The sight of blood in your urine is enough to make anyone panic. It doesn’t always indicate a serious problem, but it’s important you get it checked out with your doctor.
Blood in the urine is known as hematuria. There are two forms of hematuria:
Gross hematuria – This is when you can see blood in the urine. The urine may look pink, red, or cola-colored due to the presence of red blood cells (RBCs). Most of the time, other than the change in appearance in urine, most people do not have other symptoms.
Microscopic hematuria – This is when you cannot see blood in the urine but it can be detected when examined under a microscope. Most people with microscopic hematuria have no symptoms.
Causes of blood in the urine:
When a person has hematuria, the kidneys or other parts of the urinary tract allow blood cells to leak into the urine. Anyone, including children, can be at risk for blood in the urine, and it can occur as a result of many common conditions. Some of those include:
- Vigorous or strenuous exercise
- Urinary tract infection
- Kidney or bladder stones
- Family history of kidney disease
More serious problems that could be causing blood in your urine might be:
- Kidney or bladder cancer
- Polycystic kidney disease
- Irritation or swelling in the kidney, prostate in men, or another part of the urinary tract
- Blood clots
- Sickle cell disease
- Enlarged prostate
- Medications – the anti-cancer drug cyclophosphamide (Cytoxan) and penicillin can cause urinary bleeding.
Hematuria is diagnosed with a urine sample called a urinalysis. The urine sample is collected in a special container at a doctor’s office and usually tested in a lab for analysis. The lab technician places a strip of chemically treated paper called a dipstick in the urine. If RBCs are present, patches on the dipstick change color. When RBCs are noted, then the urine is further examined under a microscope to make the diagnosis of hematuria.
Depending on the circumstances, the doctor may order further testing such as a urinalysis, blood test, biopsy, cystoscopy, or a kidney imaging test.
Hematuria is treated by addressing its underlying cause. If no serious health problem is detected, no treatment may be necessary. If your hematuria is caused by a urinary tract infection, it will be treated with antibiotics. A urinalysis should be repeated within 6 weeks after antibiotic treatment ends to be sure the infection is gone.

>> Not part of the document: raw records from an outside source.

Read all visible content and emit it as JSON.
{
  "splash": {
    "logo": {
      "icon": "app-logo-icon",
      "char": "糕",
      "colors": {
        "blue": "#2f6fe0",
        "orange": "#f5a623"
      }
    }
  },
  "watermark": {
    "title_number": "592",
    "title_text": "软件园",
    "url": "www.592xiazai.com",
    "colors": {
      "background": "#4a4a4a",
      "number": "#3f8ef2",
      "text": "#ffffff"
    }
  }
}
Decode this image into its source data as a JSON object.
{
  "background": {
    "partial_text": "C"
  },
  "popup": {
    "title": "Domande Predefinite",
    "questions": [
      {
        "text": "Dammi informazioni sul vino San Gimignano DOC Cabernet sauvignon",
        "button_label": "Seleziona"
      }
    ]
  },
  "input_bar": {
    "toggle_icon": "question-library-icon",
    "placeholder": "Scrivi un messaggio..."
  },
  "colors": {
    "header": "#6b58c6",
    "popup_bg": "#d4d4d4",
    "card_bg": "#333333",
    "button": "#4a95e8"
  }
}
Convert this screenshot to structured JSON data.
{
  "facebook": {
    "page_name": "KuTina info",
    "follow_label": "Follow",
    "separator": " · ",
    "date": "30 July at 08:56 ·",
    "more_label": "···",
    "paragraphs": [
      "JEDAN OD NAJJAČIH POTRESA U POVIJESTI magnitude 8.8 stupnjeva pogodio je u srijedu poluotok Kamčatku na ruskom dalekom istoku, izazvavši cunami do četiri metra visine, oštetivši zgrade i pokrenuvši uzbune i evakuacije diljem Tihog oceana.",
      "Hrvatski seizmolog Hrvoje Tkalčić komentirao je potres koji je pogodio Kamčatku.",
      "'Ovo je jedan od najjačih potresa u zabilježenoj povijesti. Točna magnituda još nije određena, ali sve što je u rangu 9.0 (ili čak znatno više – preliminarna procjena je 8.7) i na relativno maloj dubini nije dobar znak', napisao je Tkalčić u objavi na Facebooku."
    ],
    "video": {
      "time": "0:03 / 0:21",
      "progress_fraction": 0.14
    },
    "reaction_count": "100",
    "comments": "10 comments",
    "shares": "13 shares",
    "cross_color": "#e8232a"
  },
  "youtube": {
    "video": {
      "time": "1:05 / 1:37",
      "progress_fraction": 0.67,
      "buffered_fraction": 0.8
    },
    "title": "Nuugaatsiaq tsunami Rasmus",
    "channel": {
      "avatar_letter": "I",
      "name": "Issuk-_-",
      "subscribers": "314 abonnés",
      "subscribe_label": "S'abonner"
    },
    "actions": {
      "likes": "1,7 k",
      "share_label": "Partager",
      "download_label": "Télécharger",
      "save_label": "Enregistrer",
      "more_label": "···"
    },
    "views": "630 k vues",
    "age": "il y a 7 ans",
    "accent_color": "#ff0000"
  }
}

Dr. Samadi is a board-certified urologic oncologist trained in open and traditional and laparoscopic surgery and is an expert in robotic prostate surgery. He is chairman of urology, chief of robotic surgery at Lenox Hill Hospital and professor of urology at Hofstra North Shore-LIJ School of Medicine. He is a medical correspondent for the Fox News Channel's Medical A-Team and the chief medical correspondent for am970 in New York City. Learn more at roboticoncology.com. Visit Dr. Samadi's blog at SamadiMD.com. Follow Dr. Samadi on Twitter and Facebook.